→ EXERCISE PROMPT
Supply the number of lines in the listing below in which the word "передачи" occurs, and nothing else.

→ DATA FOR THIS EXERCISE
##############################
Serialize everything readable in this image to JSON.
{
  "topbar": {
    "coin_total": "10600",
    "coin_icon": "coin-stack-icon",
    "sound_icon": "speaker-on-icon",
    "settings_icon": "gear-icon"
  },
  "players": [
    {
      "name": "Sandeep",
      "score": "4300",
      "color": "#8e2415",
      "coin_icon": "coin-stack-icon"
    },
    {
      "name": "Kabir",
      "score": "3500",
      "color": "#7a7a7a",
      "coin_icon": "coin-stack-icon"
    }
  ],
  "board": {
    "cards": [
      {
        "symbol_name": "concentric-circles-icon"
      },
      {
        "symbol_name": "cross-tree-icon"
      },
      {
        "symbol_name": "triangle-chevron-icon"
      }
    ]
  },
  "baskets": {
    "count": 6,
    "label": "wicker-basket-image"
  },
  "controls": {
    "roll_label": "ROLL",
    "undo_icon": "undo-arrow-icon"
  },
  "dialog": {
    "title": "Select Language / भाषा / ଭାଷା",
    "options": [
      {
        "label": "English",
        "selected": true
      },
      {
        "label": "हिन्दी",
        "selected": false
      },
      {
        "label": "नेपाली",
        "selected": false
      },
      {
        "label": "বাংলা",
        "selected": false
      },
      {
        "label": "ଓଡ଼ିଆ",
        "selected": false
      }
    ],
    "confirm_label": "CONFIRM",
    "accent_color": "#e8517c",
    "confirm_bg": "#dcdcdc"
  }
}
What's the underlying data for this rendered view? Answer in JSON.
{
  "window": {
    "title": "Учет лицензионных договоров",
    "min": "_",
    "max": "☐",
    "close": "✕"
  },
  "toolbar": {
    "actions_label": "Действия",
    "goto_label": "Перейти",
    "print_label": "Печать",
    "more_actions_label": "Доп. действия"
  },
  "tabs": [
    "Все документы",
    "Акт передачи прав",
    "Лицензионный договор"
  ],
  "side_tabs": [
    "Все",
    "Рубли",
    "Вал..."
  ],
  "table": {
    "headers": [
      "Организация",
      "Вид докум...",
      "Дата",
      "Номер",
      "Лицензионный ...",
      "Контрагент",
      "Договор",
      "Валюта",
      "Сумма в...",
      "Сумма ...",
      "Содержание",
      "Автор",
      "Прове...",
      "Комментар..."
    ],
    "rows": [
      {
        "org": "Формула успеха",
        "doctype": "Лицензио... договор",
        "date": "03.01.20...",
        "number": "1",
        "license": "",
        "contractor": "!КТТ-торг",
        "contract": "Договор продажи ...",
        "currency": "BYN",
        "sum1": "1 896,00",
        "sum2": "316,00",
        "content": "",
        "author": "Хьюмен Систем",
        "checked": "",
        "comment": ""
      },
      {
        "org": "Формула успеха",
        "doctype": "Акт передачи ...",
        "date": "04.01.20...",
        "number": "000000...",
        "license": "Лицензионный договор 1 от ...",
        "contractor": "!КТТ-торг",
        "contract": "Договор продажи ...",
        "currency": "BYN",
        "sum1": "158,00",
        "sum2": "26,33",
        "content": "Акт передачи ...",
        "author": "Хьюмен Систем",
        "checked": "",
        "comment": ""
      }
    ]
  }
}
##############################
→ ANSWER BOX
3